> **WHAT TO DO**
When a line in the material contains the word "symbol", copy it.

> **GIVEN DATA**
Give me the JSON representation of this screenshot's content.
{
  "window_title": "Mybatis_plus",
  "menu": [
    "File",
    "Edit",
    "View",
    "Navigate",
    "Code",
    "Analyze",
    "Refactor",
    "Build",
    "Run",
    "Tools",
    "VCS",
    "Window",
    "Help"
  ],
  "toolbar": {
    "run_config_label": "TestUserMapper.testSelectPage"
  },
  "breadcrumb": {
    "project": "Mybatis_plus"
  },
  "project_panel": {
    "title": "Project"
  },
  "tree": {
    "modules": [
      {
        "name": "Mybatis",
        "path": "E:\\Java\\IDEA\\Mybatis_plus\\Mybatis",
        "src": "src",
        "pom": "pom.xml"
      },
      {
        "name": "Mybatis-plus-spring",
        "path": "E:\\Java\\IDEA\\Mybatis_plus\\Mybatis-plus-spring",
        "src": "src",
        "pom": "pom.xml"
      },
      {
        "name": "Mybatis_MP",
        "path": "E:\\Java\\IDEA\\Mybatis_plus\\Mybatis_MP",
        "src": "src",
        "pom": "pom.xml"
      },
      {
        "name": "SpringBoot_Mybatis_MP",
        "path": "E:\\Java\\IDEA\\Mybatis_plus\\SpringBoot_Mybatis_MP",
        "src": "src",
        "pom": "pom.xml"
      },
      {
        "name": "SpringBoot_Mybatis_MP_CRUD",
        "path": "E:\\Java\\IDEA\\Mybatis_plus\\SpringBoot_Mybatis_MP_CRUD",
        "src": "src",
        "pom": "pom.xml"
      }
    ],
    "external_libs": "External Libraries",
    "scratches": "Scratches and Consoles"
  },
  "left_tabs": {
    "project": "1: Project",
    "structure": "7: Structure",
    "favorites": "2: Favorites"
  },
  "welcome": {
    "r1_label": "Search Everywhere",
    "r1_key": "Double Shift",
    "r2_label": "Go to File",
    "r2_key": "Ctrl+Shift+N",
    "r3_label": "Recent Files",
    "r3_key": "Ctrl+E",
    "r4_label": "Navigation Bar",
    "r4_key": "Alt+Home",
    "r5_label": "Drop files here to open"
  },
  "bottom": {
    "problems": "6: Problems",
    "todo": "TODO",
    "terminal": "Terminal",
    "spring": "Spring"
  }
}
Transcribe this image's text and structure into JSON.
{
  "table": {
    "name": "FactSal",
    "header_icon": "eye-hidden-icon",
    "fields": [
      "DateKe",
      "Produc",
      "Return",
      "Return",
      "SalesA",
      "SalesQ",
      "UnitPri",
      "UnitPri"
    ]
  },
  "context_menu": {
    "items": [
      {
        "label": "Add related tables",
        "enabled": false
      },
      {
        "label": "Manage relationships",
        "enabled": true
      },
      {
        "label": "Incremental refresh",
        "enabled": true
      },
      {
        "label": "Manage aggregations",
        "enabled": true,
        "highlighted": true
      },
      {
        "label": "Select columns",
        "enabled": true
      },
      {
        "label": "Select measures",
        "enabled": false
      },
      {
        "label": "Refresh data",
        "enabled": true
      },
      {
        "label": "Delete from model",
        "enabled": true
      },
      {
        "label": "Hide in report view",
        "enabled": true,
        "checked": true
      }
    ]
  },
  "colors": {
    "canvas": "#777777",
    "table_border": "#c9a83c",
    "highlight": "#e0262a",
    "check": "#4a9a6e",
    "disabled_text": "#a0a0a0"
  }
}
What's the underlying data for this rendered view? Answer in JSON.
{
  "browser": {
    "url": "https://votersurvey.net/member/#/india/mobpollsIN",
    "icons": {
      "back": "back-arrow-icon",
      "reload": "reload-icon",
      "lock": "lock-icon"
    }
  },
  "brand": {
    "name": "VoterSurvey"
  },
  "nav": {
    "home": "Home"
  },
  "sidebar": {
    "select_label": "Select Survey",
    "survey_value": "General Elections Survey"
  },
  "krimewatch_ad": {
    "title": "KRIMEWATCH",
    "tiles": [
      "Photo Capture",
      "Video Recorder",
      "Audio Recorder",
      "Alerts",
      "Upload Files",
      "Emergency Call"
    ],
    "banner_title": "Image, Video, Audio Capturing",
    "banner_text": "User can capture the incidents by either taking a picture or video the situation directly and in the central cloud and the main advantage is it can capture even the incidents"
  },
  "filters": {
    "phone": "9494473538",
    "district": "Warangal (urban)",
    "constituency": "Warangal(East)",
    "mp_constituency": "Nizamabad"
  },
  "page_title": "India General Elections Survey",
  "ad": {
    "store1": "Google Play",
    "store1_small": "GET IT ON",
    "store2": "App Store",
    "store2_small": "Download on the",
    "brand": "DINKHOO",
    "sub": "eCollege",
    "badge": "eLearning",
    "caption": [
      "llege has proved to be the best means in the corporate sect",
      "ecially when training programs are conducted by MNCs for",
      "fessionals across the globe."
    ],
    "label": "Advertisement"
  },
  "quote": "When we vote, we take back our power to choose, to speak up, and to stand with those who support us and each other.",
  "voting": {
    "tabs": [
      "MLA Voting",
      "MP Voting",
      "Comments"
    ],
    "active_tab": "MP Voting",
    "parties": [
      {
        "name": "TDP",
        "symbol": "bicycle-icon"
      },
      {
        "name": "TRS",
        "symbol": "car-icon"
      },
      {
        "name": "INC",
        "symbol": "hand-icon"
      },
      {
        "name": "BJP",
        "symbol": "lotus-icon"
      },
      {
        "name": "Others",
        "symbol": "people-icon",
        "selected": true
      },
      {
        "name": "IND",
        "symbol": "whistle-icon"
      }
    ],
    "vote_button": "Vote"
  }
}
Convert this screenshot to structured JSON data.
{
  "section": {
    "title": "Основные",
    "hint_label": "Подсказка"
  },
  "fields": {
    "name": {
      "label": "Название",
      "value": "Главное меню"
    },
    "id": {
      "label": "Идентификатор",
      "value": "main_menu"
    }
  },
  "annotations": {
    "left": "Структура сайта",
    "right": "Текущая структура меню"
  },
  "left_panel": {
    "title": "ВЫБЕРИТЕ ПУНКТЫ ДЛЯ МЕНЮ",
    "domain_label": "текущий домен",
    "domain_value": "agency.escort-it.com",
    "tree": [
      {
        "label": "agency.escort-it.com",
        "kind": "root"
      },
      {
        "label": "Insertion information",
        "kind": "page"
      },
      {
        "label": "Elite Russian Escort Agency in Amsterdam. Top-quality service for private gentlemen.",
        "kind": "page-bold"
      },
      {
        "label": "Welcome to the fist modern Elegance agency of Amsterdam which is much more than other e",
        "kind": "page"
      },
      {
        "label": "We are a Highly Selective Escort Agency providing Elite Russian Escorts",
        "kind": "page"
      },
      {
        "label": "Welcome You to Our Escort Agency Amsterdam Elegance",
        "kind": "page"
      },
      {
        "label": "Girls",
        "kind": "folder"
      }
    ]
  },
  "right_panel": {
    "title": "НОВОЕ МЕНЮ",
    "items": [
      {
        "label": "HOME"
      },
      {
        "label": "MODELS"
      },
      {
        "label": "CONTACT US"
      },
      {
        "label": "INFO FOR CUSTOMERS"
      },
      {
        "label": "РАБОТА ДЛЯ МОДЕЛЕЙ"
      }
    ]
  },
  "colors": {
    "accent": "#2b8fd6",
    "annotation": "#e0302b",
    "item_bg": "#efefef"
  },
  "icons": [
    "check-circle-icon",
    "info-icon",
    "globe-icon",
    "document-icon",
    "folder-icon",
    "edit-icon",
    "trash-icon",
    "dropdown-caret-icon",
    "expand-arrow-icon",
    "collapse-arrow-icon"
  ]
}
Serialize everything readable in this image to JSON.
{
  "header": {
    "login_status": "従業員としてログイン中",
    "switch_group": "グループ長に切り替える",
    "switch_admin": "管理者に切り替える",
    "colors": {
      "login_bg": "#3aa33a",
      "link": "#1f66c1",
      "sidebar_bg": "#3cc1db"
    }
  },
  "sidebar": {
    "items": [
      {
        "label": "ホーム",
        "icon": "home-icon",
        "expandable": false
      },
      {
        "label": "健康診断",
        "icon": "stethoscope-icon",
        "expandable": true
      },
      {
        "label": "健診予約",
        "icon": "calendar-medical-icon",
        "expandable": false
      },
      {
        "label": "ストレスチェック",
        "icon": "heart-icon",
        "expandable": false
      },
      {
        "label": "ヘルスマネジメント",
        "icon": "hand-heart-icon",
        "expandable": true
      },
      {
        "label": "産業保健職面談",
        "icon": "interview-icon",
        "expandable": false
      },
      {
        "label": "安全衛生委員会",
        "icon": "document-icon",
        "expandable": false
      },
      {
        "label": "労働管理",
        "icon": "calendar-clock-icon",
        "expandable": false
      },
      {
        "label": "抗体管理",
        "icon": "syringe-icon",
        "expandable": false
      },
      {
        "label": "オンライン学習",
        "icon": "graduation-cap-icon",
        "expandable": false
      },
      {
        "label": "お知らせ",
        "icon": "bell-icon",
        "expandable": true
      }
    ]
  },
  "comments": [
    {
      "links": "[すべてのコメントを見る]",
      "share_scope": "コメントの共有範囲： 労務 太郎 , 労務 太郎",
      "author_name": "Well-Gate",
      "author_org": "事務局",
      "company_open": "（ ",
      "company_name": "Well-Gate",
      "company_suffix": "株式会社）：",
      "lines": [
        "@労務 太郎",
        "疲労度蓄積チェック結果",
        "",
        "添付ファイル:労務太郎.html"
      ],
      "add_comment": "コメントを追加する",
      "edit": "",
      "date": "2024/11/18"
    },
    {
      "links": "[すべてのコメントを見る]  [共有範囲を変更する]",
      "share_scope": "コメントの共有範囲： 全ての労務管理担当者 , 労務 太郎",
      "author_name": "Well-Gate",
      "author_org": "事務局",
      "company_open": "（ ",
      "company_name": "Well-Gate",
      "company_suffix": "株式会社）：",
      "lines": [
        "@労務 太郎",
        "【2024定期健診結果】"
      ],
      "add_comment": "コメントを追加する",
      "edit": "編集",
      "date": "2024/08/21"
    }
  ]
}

> **RESULT OF THE TASK**
        "symbol": "bicycle-icon"
        "symbol": "car-icon"
        "symbol": "hand-icon"
        "symbol": "lotus-icon"
        "symbol": "people-icon",
        "symbol": "whistle-icon"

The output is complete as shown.